I agree that the language is dense and often martian-like. This is the case of the introductory essay "Telegram from nowhere". But read between the lines. Reading is re-reading said Joyce. You will find a very smart concept regarding the architecture built for the media.
This book is all about cities in different parts in the world. It helps a lot if you are a culturally aware person. If you have had contact with diverse forms of living and thinking, may I highly suggest you get hold of this book. If you are not, you may either feel that the text is just wobbling on things you cannot be empathic with, or you may be on your way to becoming a more educated human being. And do not think by any means that this is a meek and mild pro-globalization text. This book is just rasing questions and proposing concepts, like all masterpiece limit themselves to do.
4 of 7 people found the following review helpful
4.0 out of 5 stars nice book, far nicer object 29 Jan 2004
By Alexander Bohn - Published on Amazon.com
Format:Paperback
this book is packed with info. some of it is relatively hard to get at (your eyes are likely to glaze over at the reams of essays formatted in a narrow, sans-serif OCR-esque font) but the content and data is pretty good. it looks very nice in your bookshelf, but when hitting it up for a re-read, you may find yourself cursing the designers' decisions to go with form over function, IMHO.
2 of 4 people found the following review helpful
4.0 out of 5 stars book art 31 July 2001
By mro - Published on Amazon.com
Format:Paperback
The book creates an exciting panorama of our urban spaces. It is similar to the first book published by Zone Books, which also uses photos and essays. I think the book is best viewed as "book art". It repesents the urban experience as overwhelming in a somewhat distanced way. Keeping in mind that it focuses with an almost bleak view of cities and consumer culture(we don't see a lot of pictures of parks, clean streets, or "nice" things about cities), I still recommend it.
15 of 26 people found the following review helpful
1.0 out of 5 stars Empty of Ideas and Full of Itself 25 Feb 2004
By mr nice guy - Published on Amazon.com
Format:Paperback
This ridiculous book is nothing more and nothing less than a sad example of the disdain these authors feel for the world at large and for their poor readers in particular. Riddled with typos, filled with pictures of the poorest quality and utterly devoid of any original ideas, the book falls back, again and again, on worn, political cliches and pompous, unnecessarily complex phrasings that serve only one purpose: to conceal the fact that there is absolutely nothing of worth or merit being said here (beyond the incredibly, utterly astounding insight that cities, third world cities especially, are growing pretty darn fast!) At certain points it seems that even the writers can't follow their own ramblings. One particularly confused contributor (McKenzie Wark) writes " . . . technologies enclose, they count and rank what they enclose." Then, four sentences later, he/she writes: "Technologies do not enframe. There's no enclosure . . ." And that is about as coherent as that writer gets. One can only conclude that these people never expected anyone to actually read their book, since they obviously didn't take the time to read it themselves. Thank you Rem Koolhaas and your band of incompetent contributors for wasting my time and money on this utter disgrace of a book.
Were these reviews helpful?   Let us know
Search Customer Reviews
Only search this product's reviews
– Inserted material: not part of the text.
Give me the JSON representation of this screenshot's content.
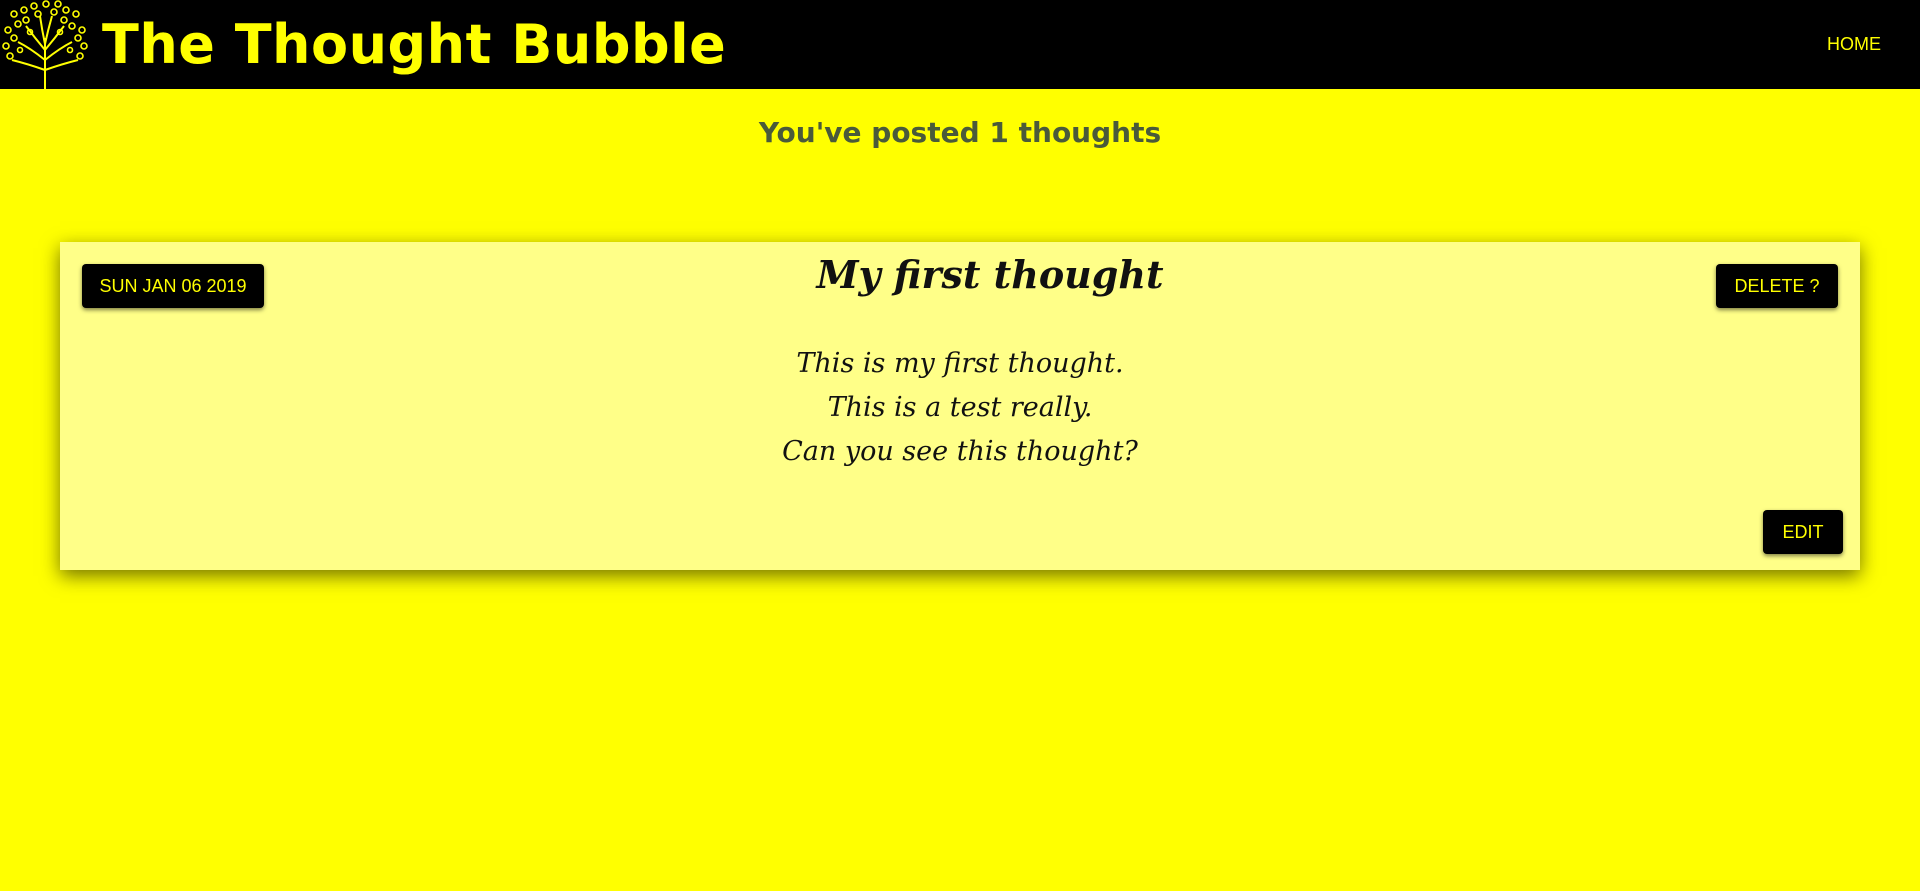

Customer Discussions

This product's forum
Discussion Replies Latest Post
No discussions yet

Ask questions, Share opinions, Gain insight
Start a new discussion
Topic:
First post:
Prompts for sign-in
 

Search Customer Discussions
Search all Amazon discussions
   


Look for similar items by category


Feedback